=== RECORD EXTRACTS ===

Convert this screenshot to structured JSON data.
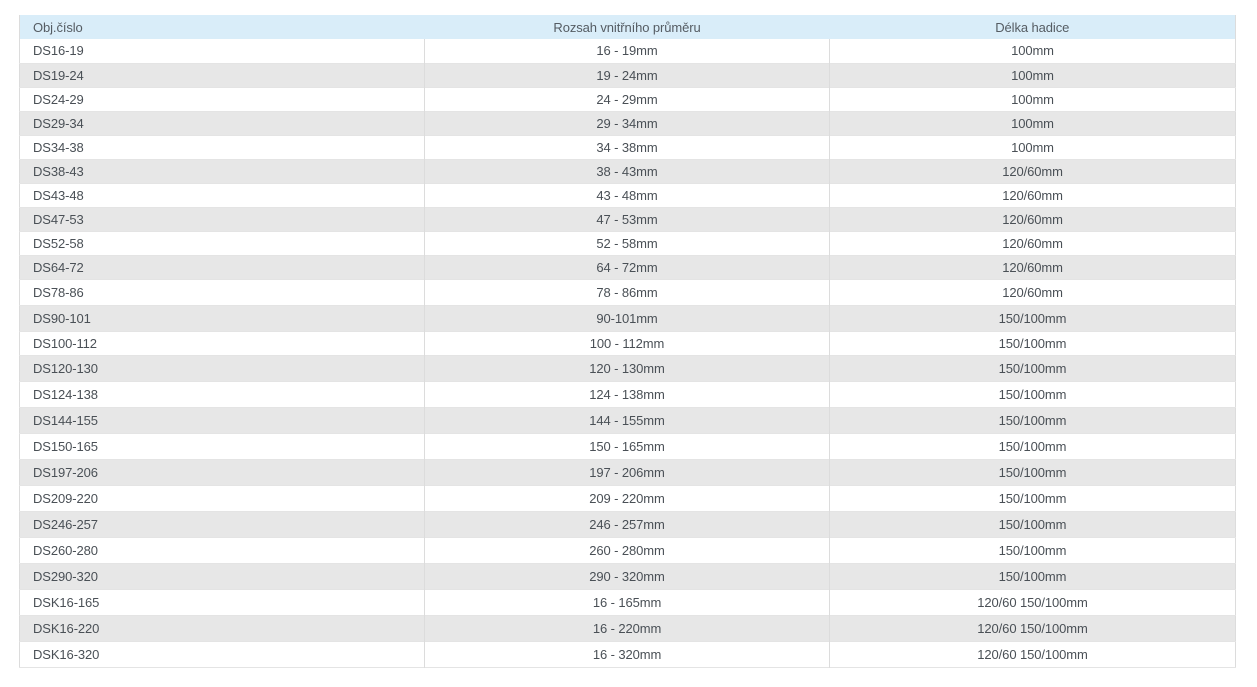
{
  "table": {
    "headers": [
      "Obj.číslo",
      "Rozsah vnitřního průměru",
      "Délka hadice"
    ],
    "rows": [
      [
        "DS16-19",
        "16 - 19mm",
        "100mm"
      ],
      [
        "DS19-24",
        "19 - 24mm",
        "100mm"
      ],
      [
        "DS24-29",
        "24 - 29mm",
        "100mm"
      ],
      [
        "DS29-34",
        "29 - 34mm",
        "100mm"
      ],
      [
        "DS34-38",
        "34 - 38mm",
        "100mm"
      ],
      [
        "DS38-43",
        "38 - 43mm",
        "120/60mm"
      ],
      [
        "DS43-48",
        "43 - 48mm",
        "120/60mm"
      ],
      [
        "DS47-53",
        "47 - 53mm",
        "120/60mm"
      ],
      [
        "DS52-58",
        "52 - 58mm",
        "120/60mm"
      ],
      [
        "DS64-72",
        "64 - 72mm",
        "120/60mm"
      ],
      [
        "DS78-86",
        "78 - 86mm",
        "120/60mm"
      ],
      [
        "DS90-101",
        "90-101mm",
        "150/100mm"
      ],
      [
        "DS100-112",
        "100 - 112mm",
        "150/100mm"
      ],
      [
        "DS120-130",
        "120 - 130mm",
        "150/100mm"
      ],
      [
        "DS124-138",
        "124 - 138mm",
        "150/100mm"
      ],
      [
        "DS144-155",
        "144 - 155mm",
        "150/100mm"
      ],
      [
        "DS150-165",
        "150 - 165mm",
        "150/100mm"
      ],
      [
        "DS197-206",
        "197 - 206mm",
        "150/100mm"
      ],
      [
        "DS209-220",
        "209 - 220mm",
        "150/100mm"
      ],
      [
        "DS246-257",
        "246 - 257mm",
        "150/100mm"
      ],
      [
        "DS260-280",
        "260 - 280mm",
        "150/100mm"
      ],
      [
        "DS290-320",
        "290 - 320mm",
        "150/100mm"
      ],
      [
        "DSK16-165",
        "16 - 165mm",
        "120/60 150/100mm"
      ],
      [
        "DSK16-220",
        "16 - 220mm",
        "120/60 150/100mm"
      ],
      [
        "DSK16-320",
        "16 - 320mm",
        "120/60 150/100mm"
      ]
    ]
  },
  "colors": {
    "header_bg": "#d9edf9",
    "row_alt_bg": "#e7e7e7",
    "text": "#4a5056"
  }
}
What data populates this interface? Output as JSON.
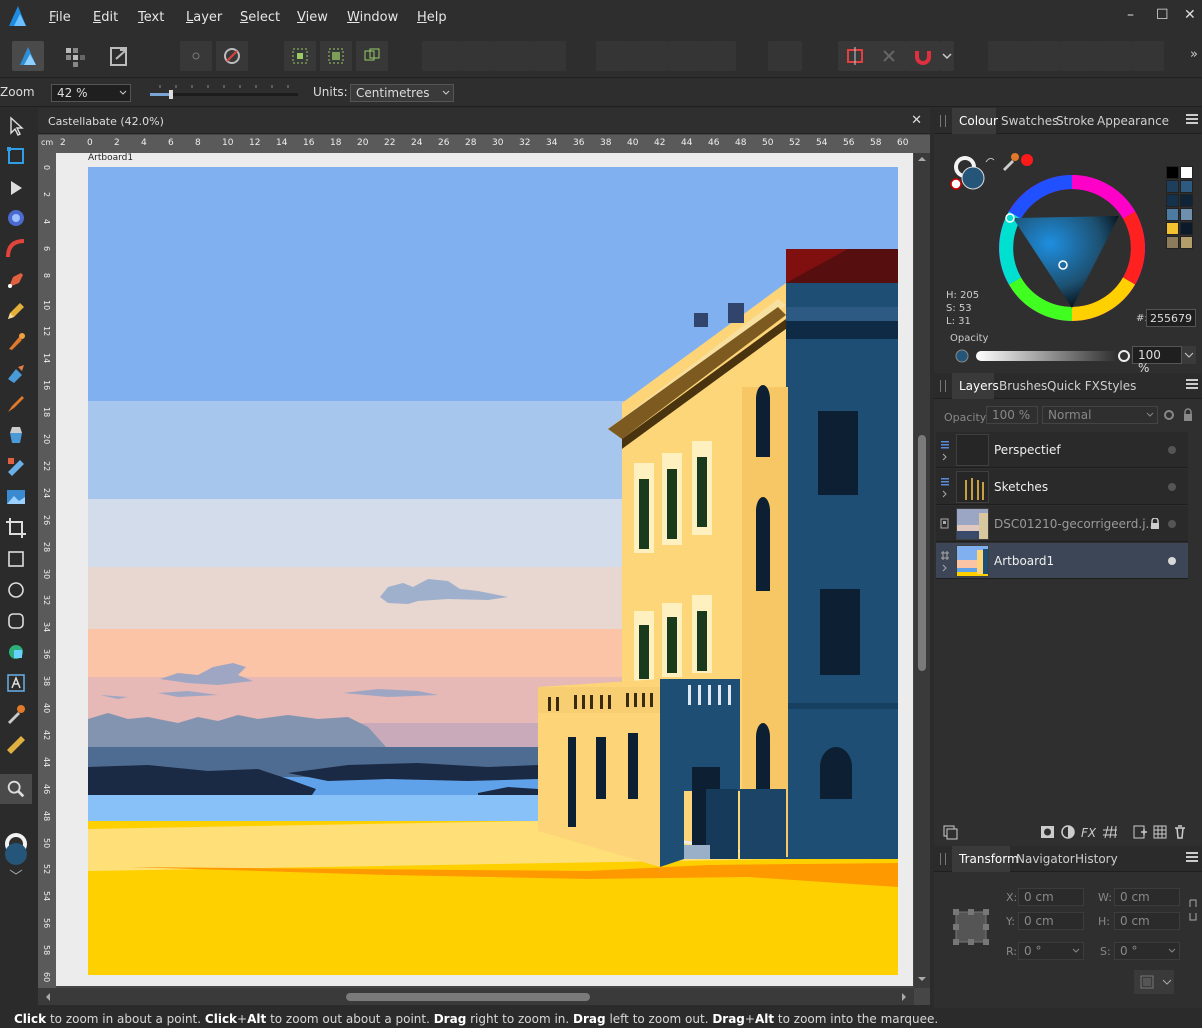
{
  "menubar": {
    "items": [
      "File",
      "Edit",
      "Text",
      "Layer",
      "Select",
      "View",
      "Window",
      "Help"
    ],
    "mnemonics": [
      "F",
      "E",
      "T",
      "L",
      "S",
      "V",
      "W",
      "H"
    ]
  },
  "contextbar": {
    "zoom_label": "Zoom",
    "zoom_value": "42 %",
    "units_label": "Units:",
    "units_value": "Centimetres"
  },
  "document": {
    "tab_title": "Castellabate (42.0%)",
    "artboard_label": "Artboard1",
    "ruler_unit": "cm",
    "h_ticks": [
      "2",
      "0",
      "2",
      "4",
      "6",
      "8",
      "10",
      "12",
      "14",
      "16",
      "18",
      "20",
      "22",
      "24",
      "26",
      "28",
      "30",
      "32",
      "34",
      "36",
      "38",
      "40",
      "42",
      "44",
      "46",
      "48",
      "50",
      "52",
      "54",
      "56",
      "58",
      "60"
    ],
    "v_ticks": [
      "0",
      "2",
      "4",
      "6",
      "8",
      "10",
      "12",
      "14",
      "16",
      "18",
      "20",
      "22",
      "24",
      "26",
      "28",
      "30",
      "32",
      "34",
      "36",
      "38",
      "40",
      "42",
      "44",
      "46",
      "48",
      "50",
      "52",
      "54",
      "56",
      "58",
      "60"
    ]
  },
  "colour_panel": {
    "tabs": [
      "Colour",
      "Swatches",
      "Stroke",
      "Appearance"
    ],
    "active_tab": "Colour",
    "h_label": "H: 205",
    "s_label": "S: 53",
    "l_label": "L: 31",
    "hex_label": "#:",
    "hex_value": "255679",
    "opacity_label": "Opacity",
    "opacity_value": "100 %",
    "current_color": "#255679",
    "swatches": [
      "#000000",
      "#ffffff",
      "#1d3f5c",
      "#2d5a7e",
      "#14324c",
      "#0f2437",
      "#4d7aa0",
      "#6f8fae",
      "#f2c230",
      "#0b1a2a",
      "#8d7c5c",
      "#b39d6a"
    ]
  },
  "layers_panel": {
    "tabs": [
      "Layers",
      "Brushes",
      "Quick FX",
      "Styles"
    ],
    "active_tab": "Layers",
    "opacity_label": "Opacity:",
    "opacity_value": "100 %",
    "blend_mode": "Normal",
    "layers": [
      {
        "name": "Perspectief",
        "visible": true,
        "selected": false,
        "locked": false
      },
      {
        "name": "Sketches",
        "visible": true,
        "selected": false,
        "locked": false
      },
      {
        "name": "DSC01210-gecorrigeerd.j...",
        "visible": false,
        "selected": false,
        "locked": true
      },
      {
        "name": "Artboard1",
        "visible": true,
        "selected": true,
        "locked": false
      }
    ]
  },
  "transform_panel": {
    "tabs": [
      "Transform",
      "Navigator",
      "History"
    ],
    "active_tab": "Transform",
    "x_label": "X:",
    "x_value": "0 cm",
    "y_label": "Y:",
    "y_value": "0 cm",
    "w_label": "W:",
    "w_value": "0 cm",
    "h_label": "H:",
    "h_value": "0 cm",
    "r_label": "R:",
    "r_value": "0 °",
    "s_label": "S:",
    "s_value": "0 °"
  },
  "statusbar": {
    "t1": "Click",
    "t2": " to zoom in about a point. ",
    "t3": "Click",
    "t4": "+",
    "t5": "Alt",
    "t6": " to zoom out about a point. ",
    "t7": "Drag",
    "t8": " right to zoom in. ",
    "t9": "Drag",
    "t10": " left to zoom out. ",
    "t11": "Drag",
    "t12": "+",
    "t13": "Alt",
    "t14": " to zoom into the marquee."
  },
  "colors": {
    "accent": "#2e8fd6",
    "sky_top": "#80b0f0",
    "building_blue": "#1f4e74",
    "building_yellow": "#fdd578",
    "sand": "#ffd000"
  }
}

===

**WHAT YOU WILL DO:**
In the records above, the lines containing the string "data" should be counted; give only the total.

**OUTPUT FOR THIS TASK:**
2